‘Sitting on a Time Bomb’: WNC Football Coaches Prepare to Stop Hazing as Best They Can

You are currently viewing ‘Sitting on a Time Bomb’: WNC Football Coaches Prepare to Stop Hazing as Best They Can
Asheville Citizen Times

Photo by Angela Wilhelm

September 13. 2022

The February arrest of three North Buncombe High School football players connected to a locker room hazing incident provided coaches across Western North Carolina the chance to reiterate their anti-hazing policies with their teams, reminding the teenagers in their care the potentially severe consequences hazing can carry.

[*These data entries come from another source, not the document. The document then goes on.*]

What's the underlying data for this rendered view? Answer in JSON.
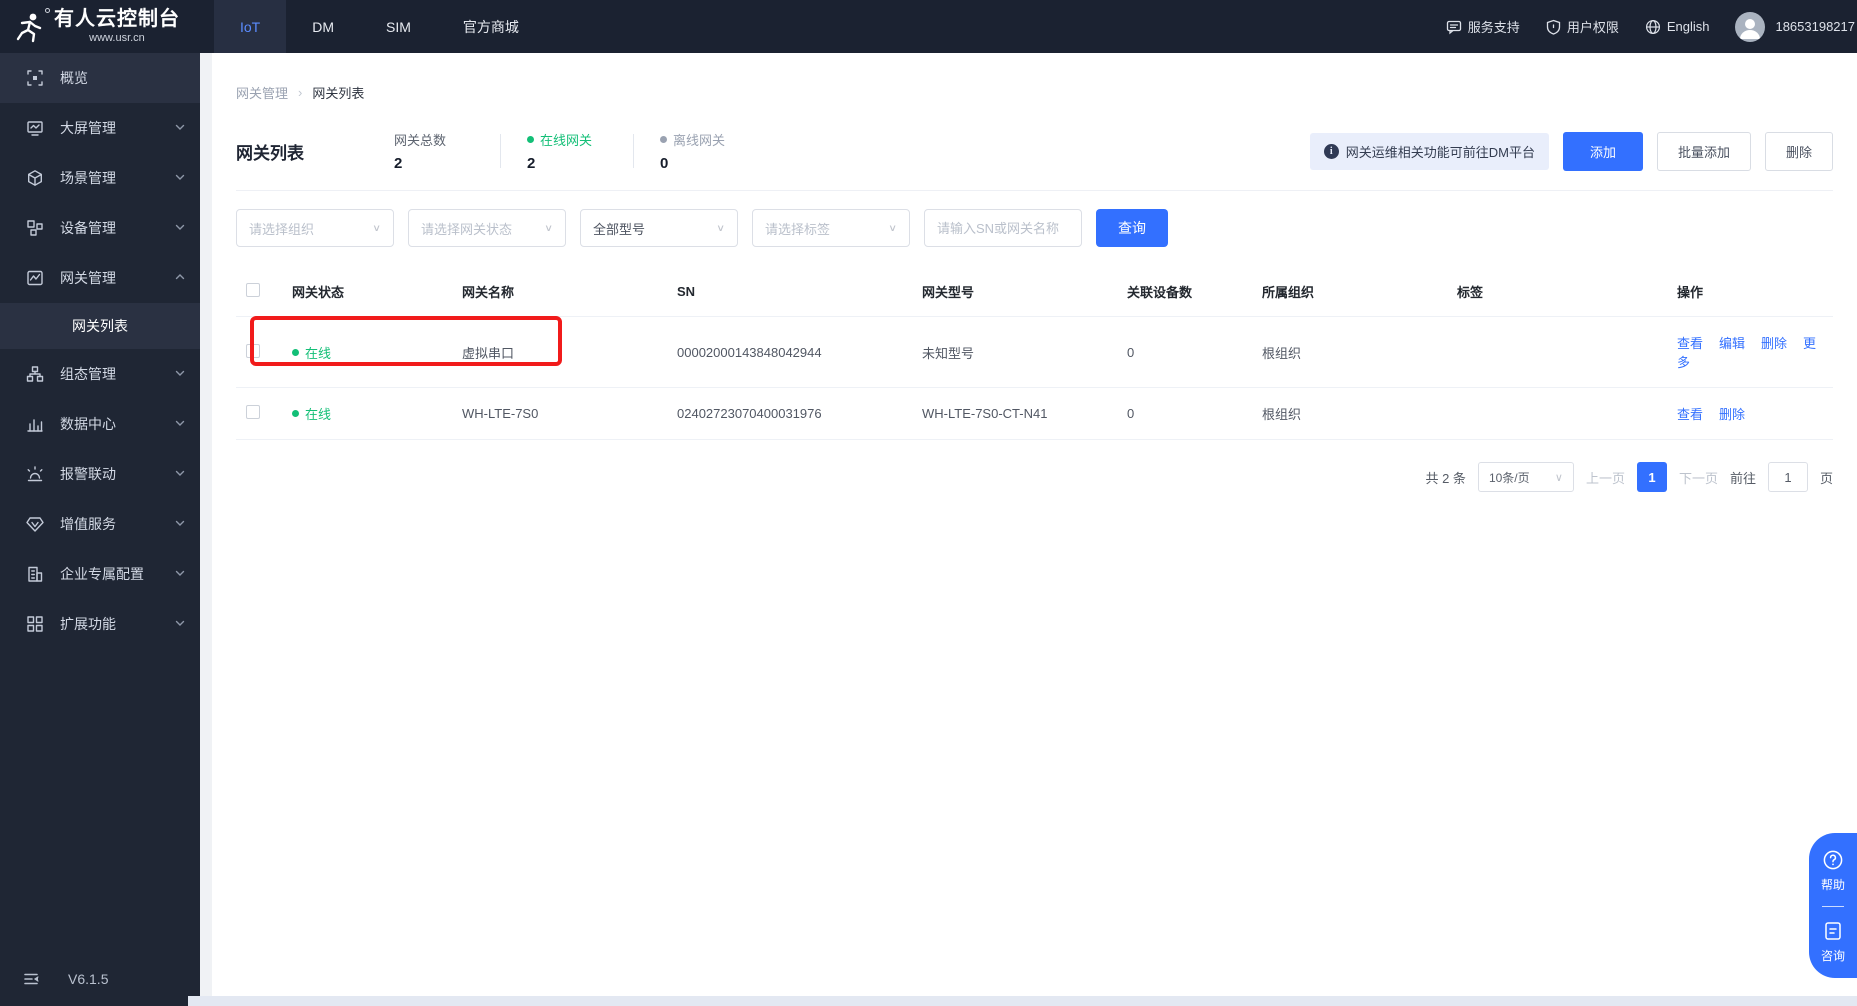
{
  "header": {
    "logo_title": "有人云控制台",
    "logo_subtitle": "www.usr.cn",
    "nav_tabs": [
      {
        "label": "IoT",
        "active": true
      },
      {
        "label": "DM",
        "active": false
      },
      {
        "label": "SIM",
        "active": false
      },
      {
        "label": "官方商城",
        "active": false
      }
    ],
    "support": "服务支持",
    "permissions": "用户权限",
    "language": "English",
    "account": "18653198217"
  },
  "sidebar": {
    "items": [
      {
        "label": "概览",
        "icon": "overview-icon",
        "chevron": "",
        "hl": true
      },
      {
        "label": "大屏管理",
        "icon": "screen-icon",
        "chevron": "down"
      },
      {
        "label": "场景管理",
        "icon": "scene-icon",
        "chevron": "down"
      },
      {
        "label": "设备管理",
        "icon": "device-icon",
        "chevron": "down"
      },
      {
        "label": "网关管理",
        "icon": "gateway-icon",
        "chevron": "up"
      },
      {
        "label": "网关列表",
        "icon": "",
        "sub": true,
        "active": true
      },
      {
        "label": "组态管理",
        "icon": "config-icon",
        "chevron": "down"
      },
      {
        "label": "数据中心",
        "icon": "data-icon",
        "chevron": "down"
      },
      {
        "label": "报警联动",
        "icon": "alarm-icon",
        "chevron": "down"
      },
      {
        "label": "增值服务",
        "icon": "vas-icon",
        "chevron": "down"
      },
      {
        "label": "企业专属配置",
        "icon": "enterprise-icon",
        "chevron": "down"
      },
      {
        "label": "扩展功能",
        "icon": "extend-icon",
        "chevron": "down"
      }
    ],
    "version": "V6.1.5"
  },
  "breadcrumb": {
    "parent": "网关管理",
    "current": "网关列表"
  },
  "summary": {
    "page_title": "网关列表",
    "stats": [
      {
        "label": "网关总数",
        "value": "2",
        "tone": ""
      },
      {
        "label": "在线网关",
        "value": "2",
        "tone": "green"
      },
      {
        "label": "离线网关",
        "value": "0",
        "tone": "gray"
      }
    ]
  },
  "toolbar": {
    "notice": "网关运维相关功能可前往DM平台",
    "add_label": "添加",
    "batch_add_label": "批量添加",
    "delete_label": "删除"
  },
  "filters": {
    "org_placeholder": "请选择组织",
    "status_placeholder": "请选择网关状态",
    "model_value": "全部型号",
    "tag_placeholder": "请选择标签",
    "search_placeholder": "请输入SN或网关名称",
    "query_label": "查询"
  },
  "table": {
    "headers": [
      "网关状态",
      "网关名称",
      "SN",
      "网关型号",
      "关联设备数",
      "所属组织",
      "标签",
      "操作"
    ],
    "rows": [
      {
        "status": "在线",
        "name": "虚拟串口",
        "sn": "00002000143848042944",
        "model": "未知型号",
        "devices": "0",
        "org": "根组织",
        "tags": "",
        "actions": [
          "查看",
          "编辑",
          "删除",
          "更多"
        ]
      },
      {
        "status": "在线",
        "name": "WH-LTE-7S0",
        "sn": "02402723070400031976",
        "model": "WH-LTE-7S0-CT-N41",
        "devices": "0",
        "org": "根组织",
        "tags": "",
        "actions": [
          "查看",
          "删除"
        ]
      }
    ]
  },
  "pagination": {
    "total": "共 2 条",
    "page_size": "10条/页",
    "prev": "上一页",
    "page": "1",
    "next": "下一页",
    "goto_prefix": "前往",
    "goto_value": "1",
    "goto_suffix": "页"
  },
  "floating": {
    "help": "帮助",
    "consult": "咨询"
  },
  "colors": {
    "primary": "#3370ff",
    "success": "#13bf77",
    "annotation": "#f11b1b"
  }
}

All charges against the lone adult in the case were dropped last month, after the 19-year-old former running back on the team “provided a video statement for use by Buncombe County School Administration” to help prevent hazing within athletic departments.

But as the North Buncombe case showed, preventing hazing requires more than just having a policy. While the exact strategies vary, coaches say they all rely on levels of trust and camaraderie that go beyond the locker room.

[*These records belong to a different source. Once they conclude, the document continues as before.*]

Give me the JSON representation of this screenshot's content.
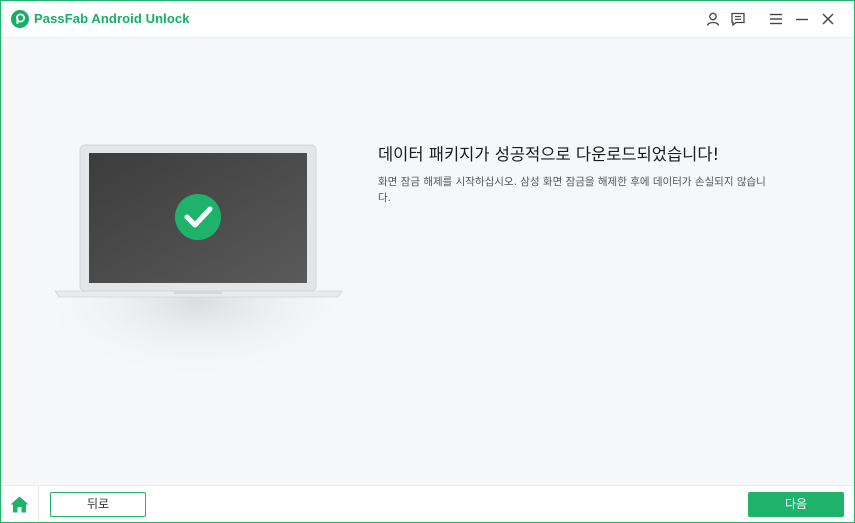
{
  "app": {
    "title": "PassFab Android Unlock"
  },
  "titlebar": {
    "icons": [
      "user-icon",
      "feedback-icon",
      "menu-icon",
      "minimize-icon",
      "close-icon"
    ]
  },
  "main": {
    "headline": "데이터 패키지가 성공적으로 다운로드되었습니다!",
    "description": "화면 잠금 해제를 시작하십시오. 삼성 화면 잠금을 해제한 후에 데이터가 손실되지 않습니다.",
    "status_icon": "check-circle-icon"
  },
  "footer": {
    "home_icon": "home-icon",
    "back_label": "뒤로",
    "next_label": "다음"
  },
  "colors": {
    "accent": "#1fb26b",
    "background": "#f6f7f9",
    "title_green": "#13b065"
  }
}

“Thankfully, we haven’t had an issue with that. But it doesn’t mean it can’t happen,” Mountain Heritage coach Joey Robinson said. “[We] coaches are sitting on a time bomb all the time, unless you take a chair and set it in the locker room all the time.”

Many current coaches played high school or college football at a time when organizations’ attitudes toward hazing weren’t set in stone, or even guaranteed to be negative.

But any ambiguity around school, district or team policies was removed long ago.

“It’s unacceptable, 100 percent,” Roberson coach J.D. Dinwiddie said. “Those days are long gone.”

Still, actually preventing hazing is a complex task.

Dinwiddie said combining the varsity and junior varsity teams in one weight training class has helped avoid any schisms within his program. McDowell coach Darrell Brewer said keeping the two groups in separate locker rooms can be more harmonious for everybody involved. Madison coach Jamie Extine keeps a senior-only locker room, but a couple of seniors rotate into the underclassmen locker room weekly to act as monitors.

“I think [hazing is] one of those things that pops up randomly,” Extine said. “You just have to inform your kids of, ‘Would you want to be treated like that?’ And 100 percent of them will say no.”

Reynolds coach Shane Laws, though, knows his players won’t always be forthcoming about potential problems.

Limiting the amount of time players have together without a coach nearby goes a long way, but some moments without supervision are unavoidable. Finding out about any misbehavior relies on communication and trust.

“All you can do is try to have a relationship where, if something crazy’s going on, they tell you,” Laws said. “[For parents], if your child comes home and something doesn’t sound right, make sure we know about it. … We want them to reach out and talk to us.”

David Hines was hired at North Buncombe in January, only having been at the school for a few weeks at the time of the arrests, which were for incidents that occurred last fall.

Finding out about events that happened before he arrived didn’t change his strategy but re-emphasized the importance of the approach he’d already planned to bring to the job.

“My No. 1 goal, outside of wanting to win ballgames, is I want to help turn these young men into productive members of society,” Hines said. “I want them to be good dads, good husbands, strong workers, good citizens.”

A focus on those big-picture goals is common among football coaches, and the work toward those missions doesn’t necessarily happen between the white lines. As difficult as it is for coaches to control the 11 players on the field, ensuring all of the kids in the program are making good choices is even more of a challenge.

But with the right attitude, attentiveness and messaging, avoiding hazing is possible.

“Whether it was football, locker rooms, school, it doesn’t matter, there’s an expectation of how they act,” Hines said. “Expectations are there for a reason, and I feel that the kids have risen to my expectations.”

Let Us Help. Contact Us Today.